#### Dataset

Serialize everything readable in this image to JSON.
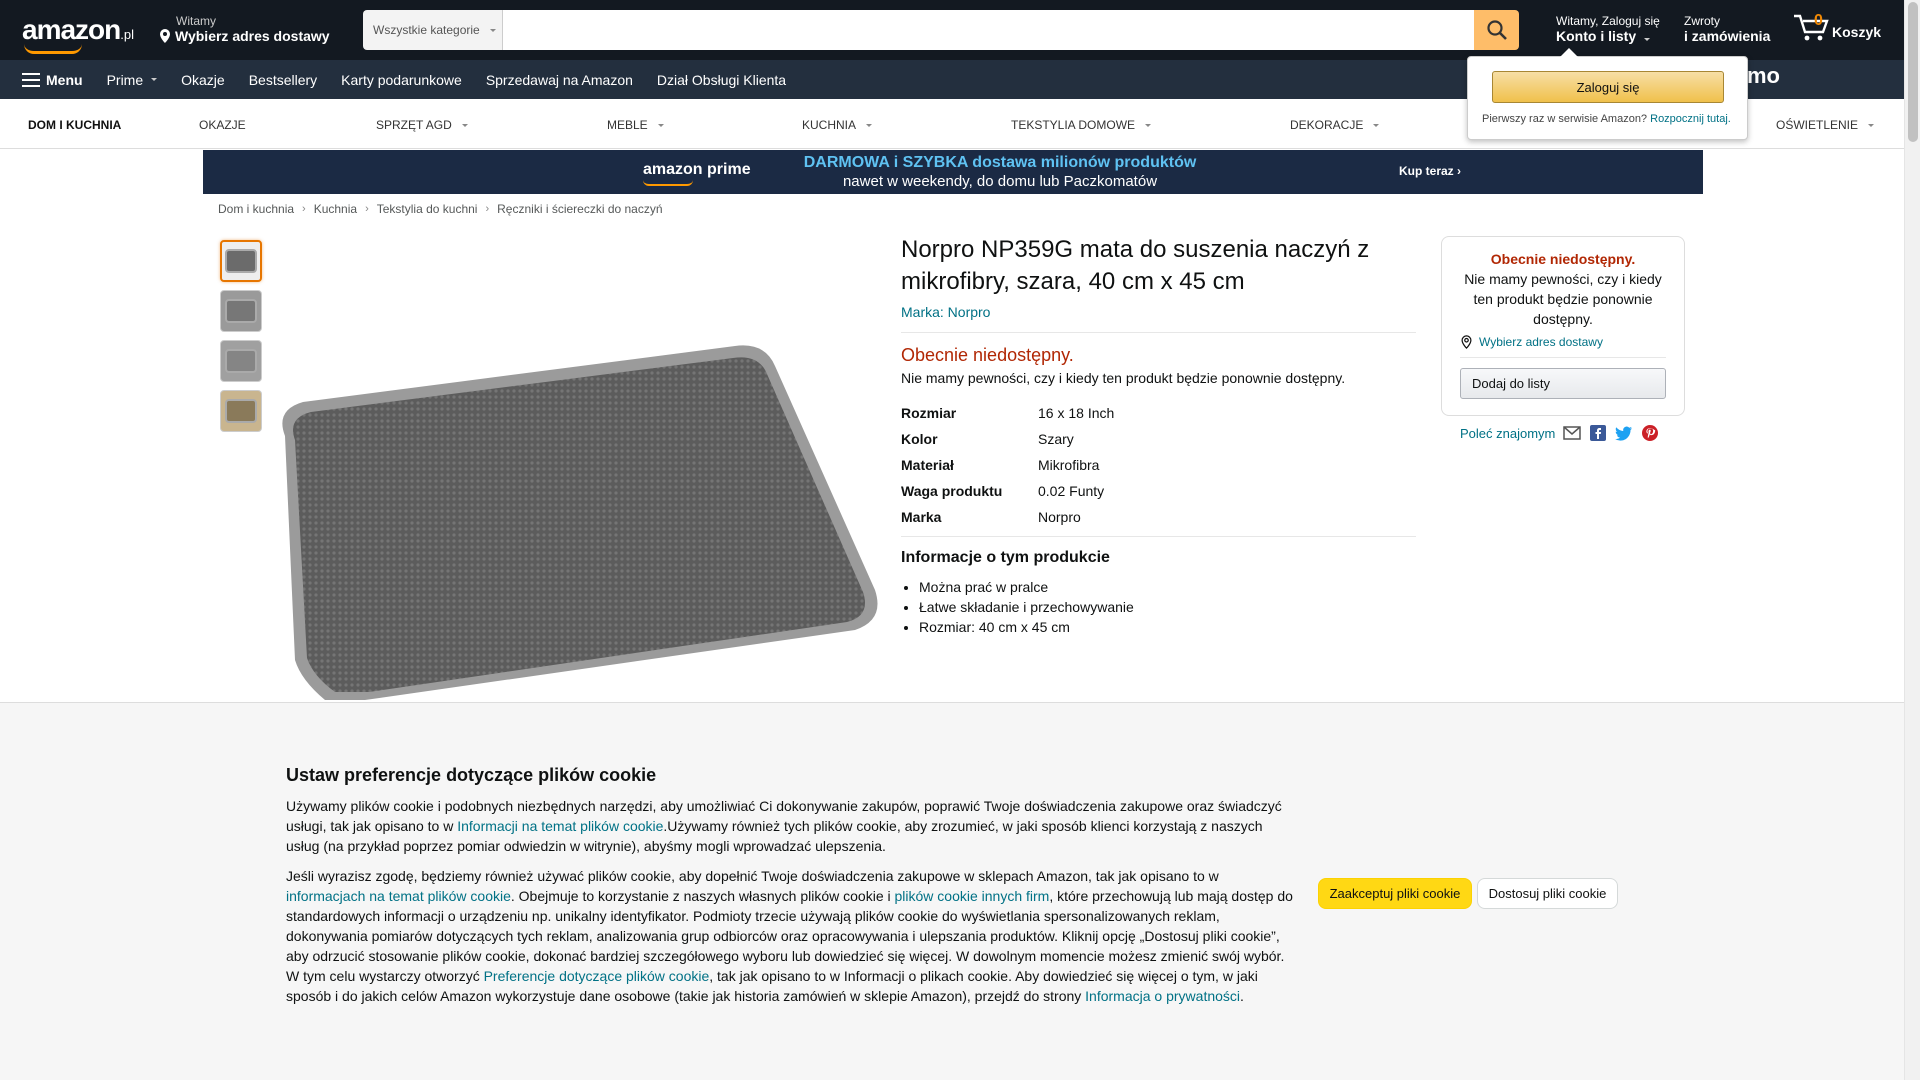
{
  "header": {
    "logo": "amazon",
    "logo_suffix": ".pl",
    "deliver_greeting": "Witamy",
    "deliver_address": "Wybierz adres dostawy",
    "search_category": "Wszystkie kategorie",
    "search_placeholder": "",
    "account_line1": "Witamy, Zaloguj się",
    "account_line2": "Konto i listy",
    "orders_line1": "Zwroty",
    "orders_line2": "i zamówienia",
    "cart_count": "0",
    "cart_label": "Koszyk"
  },
  "subnav": {
    "menu": "Menu",
    "items": [
      "Prime",
      "Okazje",
      "Bestsellery",
      "Karty podarunkowe",
      "Sprzedawaj na Amazon",
      "Dział Obsługi Klienta"
    ],
    "promo": "buj za darmo"
  },
  "categories": [
    "DOM I KUCHNIA",
    "OKAZJE",
    "SPRZĘT AGD",
    "MEBLE",
    "KUCHNIA",
    "TEKSTYLIA DOMOWE",
    "DEKORACJE",
    "OŚWIETLENIE"
  ],
  "banner": {
    "prime": "amazon prime",
    "line1": "DARMOWA i SZYBKA dostawa milionów produktów",
    "line2": "nawet w weekendy, do domu lub Paczkomatów",
    "cta": "Kup teraz ›"
  },
  "breadcrumb": [
    "Dom i kuchnia",
    "Kuchnia",
    "Tekstylia do kuchni",
    "Ręczniki i ściereczki do naczyń"
  ],
  "product": {
    "title": "Norpro NP359G mata do suszenia naczyń z mikrofibry, szara, 40 cm x 45 cm",
    "brand": "Marka: Norpro",
    "availability": "Obecnie niedostępny.",
    "availability_sub": "Nie mamy pewności, czy i kiedy ten produkt będzie ponownie dostępny.",
    "specs": [
      {
        "k": "Rozmiar",
        "v": "16 x 18 Inch"
      },
      {
        "k": "Kolor",
        "v": "Szary"
      },
      {
        "k": "Materiał",
        "v": "Mikrofibra"
      },
      {
        "k": "Waga produktu",
        "v": "0.02 Funty"
      },
      {
        "k": "Marka",
        "v": "Norpro"
      }
    ],
    "about_heading": "Informacje o tym produkcie",
    "bullets": [
      "Można prać w pralce",
      "Łatwe składanie i przechowywanie",
      "Rozmiar: 40 cm x 45 cm"
    ]
  },
  "buybox": {
    "title": "Obecnie niedostępny.",
    "text": "Nie mamy pewności, czy i kiedy ten produkt będzie ponownie dostępny.",
    "address": "Wybierz adres dostawy",
    "add_to_list": "Dodaj do listy",
    "share": "Poleć znajomym"
  },
  "flyout": {
    "signin": "Zaloguj się",
    "new_customer": "Pierwszy raz w serwisie Amazon?",
    "start_here": "Rozpocznij tutaj."
  },
  "cookie": {
    "heading": "Ustaw preferencje dotyczące plików cookie",
    "p1_a": "Używamy plików cookie i podobnych niezbędnych narzędzi, aby umożliwiać Ci dokonywanie zakupów, poprawić Twoje doświadczenia zakupowe oraz świadczyć usługi, tak jak opisano to w ",
    "p1_link": "Informacji na temat plików cookie",
    "p1_b": ".Używamy również tych plików cookie, aby zrozumieć, w jaki sposób klienci korzystają z naszych usług (na przykład poprzez pomiar odwiedzin w witrynie), abyśmy mogli wprowadzać ulepszenia.",
    "p2_a": "Jeśli wyrazisz zgodę, będziemy również używać plików cookie, aby dopełnić Twoje doświadczenia zakupowe w sklepach Amazon, tak jak opisano to w ",
    "p2_link1": "informacjach na temat plików cookie",
    "p2_b": ". Obejmuje to korzystanie z naszych własnych plików cookie i ",
    "p2_link2": "plików cookie innych firm",
    "p2_c": ", które przechowują lub mają dostęp do standardowych informacji o urządzeniu np. unikalny identyfikator. Podmioty trzecie używają plików cookie do wyświetlania spersonalizowanych reklam, dokonywania pomiarów dotyczących tych reklam, analizowania grup odbiorców oraz opracowywania i ulepszania produktów. Kliknij opcję „Dostosuj pliki cookie”, aby odrzucić stosowanie plików cookie, dokonać bardziej szczegółowego wyboru lub dowiedzieć się więcej. W dowolnym momencie możesz zmienić swój wybór. W tym celu wystarczy otworzyć ",
    "p2_link3": "Preferencje dotyczące plików cookie",
    "p2_d": ", tak jak opisano to w Informacji o plikach cookie. Aby dowiedzieć się więcej o tym, w jaki sposób i do jakich celów Amazon wykorzystuje dane osobowe (takie jak historia zamówień w sklepie Amazon), przejdź do strony ",
    "p2_link4": "Informacja o prywatności",
    "p2_e": ".",
    "accept": "Zaakceptuj pliki cookie",
    "customize": "Dostosuj pliki cookie"
  }
}
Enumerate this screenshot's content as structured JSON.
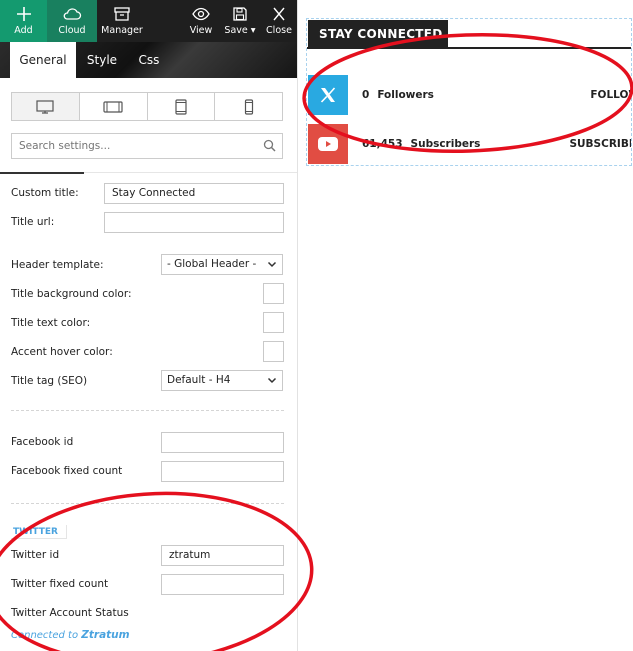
{
  "toolbar": {
    "add_label": "Add",
    "cloud_label": "Cloud",
    "manager_label": "Manager",
    "view_label": "View",
    "save_label": "Save",
    "close_label": "Close"
  },
  "tabs": {
    "general": "General",
    "style": "Style",
    "css": "Css"
  },
  "search": {
    "placeholder": "Search settings..."
  },
  "form": {
    "custom_title_label": "Custom title:",
    "custom_title_value": "Stay Connected",
    "title_url_label": "Title url:",
    "title_url_value": "",
    "header_template_label": "Header template:",
    "header_template_value": "- Global Header -",
    "title_bg_color_label": "Title background color:",
    "title_text_color_label": "Title text color:",
    "accent_hover_color_label": "Accent hover color:",
    "title_tag_label": "Title tag (SEO)",
    "title_tag_value": "Default - H4",
    "facebook_id_label": "Facebook id",
    "facebook_id_value": "",
    "facebook_fixed_count_label": "Facebook fixed count",
    "facebook_fixed_count_value": "",
    "twitter_section": "TWITTER",
    "twitter_id_label": "Twitter id",
    "twitter_id_value": "ztratum",
    "twitter_fixed_count_label": "Twitter fixed count",
    "twitter_fixed_count_value": "",
    "twitter_status_label": "Twitter Account Status",
    "twitter_connected_prefix": "Connected to",
    "twitter_connected_account": "Ztratum"
  },
  "preview": {
    "title": "STAY CONNECTED",
    "rows": [
      {
        "network": "x",
        "count": "0",
        "unit": "Followers",
        "action": "FOLLOW",
        "icon": "x-logo-icon",
        "color": "#29a9e1"
      },
      {
        "network": "youtube",
        "count": "61,453",
        "unit": "Subscribers",
        "action": "SUBSCRIBE",
        "icon": "youtube-logo-icon",
        "color": "#e14d43"
      }
    ]
  },
  "colors": {
    "add_green": "#149a6f",
    "cloud_green": "#19805f",
    "toolbar_dark": "#1f1f1f",
    "annotation_red": "#e4101e",
    "link_blue": "#4aa3df"
  }
}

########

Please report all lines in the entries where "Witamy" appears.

:: Answer box ::
    "deliver_greeting": "Witamy",
    "account_line1": "Witamy, Zaloguj się",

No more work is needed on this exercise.